Excerpts from an interface dataset:

----

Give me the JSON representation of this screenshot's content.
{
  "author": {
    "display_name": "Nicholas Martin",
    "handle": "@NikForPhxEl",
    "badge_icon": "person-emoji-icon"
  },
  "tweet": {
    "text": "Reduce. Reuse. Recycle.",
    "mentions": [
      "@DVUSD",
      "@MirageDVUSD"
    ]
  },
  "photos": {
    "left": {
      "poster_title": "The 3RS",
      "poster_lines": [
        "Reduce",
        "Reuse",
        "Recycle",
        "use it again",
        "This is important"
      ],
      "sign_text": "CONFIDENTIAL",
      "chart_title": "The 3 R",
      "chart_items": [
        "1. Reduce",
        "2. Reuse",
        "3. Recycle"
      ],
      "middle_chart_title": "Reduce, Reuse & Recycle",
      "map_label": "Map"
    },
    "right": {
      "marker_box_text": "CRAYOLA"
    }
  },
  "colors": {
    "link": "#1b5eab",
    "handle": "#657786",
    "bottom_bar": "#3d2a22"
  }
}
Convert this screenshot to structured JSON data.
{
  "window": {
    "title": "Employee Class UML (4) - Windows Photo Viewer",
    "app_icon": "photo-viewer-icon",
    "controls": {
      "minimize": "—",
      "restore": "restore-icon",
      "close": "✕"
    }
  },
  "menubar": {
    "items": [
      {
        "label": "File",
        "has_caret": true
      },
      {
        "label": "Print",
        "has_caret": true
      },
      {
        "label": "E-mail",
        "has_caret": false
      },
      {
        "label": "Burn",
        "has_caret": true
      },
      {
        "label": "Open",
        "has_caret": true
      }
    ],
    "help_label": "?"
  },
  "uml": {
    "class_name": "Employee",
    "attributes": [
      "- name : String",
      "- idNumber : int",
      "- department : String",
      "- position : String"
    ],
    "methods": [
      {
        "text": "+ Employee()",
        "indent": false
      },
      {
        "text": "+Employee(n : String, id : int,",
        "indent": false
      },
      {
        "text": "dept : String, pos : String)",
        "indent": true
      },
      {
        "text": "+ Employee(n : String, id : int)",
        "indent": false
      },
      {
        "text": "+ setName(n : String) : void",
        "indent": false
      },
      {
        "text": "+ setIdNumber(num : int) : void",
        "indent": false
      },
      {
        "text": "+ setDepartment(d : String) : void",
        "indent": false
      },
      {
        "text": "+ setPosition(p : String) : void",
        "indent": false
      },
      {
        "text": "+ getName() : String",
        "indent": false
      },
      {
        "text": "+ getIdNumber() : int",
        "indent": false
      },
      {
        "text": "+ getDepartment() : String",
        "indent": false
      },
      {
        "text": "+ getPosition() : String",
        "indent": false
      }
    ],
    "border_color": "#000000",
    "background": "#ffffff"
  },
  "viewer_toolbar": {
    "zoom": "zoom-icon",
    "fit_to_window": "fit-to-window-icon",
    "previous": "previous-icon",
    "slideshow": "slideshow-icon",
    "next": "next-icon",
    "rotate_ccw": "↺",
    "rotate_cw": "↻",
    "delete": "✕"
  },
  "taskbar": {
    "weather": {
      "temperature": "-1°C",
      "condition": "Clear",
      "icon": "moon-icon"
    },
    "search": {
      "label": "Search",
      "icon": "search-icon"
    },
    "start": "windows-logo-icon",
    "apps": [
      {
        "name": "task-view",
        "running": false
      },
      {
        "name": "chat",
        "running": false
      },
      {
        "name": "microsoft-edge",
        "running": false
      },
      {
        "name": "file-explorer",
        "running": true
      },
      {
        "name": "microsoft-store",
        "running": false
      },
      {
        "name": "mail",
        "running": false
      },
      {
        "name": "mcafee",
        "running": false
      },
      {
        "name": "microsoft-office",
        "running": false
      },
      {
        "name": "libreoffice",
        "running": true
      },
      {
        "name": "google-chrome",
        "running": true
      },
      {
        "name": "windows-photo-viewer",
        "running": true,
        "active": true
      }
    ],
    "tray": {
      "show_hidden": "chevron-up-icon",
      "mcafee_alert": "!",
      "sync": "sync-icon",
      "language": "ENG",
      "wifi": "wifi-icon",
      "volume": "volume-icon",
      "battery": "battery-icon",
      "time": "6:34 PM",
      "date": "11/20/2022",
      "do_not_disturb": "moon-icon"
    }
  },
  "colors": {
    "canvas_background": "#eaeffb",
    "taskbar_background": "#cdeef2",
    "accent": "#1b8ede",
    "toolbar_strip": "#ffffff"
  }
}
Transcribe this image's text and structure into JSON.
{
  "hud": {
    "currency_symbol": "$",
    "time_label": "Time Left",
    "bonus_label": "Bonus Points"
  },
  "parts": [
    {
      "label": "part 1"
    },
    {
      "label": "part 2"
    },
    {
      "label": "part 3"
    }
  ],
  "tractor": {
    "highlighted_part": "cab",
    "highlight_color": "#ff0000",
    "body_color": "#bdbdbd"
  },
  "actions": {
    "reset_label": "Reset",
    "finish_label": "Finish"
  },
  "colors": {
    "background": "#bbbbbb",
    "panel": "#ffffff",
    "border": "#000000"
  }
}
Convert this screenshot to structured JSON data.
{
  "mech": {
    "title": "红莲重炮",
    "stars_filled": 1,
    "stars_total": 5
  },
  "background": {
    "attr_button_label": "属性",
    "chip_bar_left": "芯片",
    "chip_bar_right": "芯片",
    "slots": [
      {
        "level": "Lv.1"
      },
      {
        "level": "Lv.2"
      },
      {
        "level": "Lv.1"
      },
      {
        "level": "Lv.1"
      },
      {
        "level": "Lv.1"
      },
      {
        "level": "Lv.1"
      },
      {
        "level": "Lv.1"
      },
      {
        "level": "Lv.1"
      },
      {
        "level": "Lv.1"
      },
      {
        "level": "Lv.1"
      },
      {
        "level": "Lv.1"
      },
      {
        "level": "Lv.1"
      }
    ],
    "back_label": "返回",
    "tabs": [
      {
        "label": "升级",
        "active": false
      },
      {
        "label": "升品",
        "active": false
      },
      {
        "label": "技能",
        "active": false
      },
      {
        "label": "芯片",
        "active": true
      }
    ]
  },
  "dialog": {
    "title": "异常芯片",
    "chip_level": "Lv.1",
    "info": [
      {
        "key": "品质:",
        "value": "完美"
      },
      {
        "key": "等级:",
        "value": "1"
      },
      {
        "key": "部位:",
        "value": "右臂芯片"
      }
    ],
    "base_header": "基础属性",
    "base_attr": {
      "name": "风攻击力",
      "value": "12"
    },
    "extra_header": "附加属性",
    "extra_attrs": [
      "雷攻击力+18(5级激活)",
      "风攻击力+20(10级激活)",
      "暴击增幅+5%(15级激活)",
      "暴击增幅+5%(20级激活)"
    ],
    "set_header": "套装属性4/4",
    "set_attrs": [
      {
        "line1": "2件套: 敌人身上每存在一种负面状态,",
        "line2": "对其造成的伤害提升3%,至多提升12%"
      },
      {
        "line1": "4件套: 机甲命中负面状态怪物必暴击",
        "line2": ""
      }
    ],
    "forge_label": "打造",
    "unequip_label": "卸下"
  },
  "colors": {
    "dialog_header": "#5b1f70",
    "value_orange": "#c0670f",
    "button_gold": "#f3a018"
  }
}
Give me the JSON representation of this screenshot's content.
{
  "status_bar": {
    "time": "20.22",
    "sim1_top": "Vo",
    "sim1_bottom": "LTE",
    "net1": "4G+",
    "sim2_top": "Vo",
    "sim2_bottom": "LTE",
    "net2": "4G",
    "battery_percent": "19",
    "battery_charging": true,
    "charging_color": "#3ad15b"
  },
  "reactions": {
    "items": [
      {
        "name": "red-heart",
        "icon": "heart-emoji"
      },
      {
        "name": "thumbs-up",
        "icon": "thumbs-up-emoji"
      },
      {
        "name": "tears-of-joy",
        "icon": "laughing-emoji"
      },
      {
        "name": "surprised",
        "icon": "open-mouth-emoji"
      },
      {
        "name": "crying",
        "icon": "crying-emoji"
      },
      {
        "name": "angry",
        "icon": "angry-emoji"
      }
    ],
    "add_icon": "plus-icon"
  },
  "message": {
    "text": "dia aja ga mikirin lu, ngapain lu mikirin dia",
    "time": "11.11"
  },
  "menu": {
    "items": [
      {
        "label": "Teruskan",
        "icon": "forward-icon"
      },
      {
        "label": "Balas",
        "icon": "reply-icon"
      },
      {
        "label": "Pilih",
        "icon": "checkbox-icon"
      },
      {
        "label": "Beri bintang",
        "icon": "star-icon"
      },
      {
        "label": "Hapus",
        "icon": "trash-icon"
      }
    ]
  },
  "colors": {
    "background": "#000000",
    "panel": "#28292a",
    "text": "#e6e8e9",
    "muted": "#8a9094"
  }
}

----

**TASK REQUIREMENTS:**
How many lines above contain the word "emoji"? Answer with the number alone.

**OUTPUT OF THE EXERCISE:**
7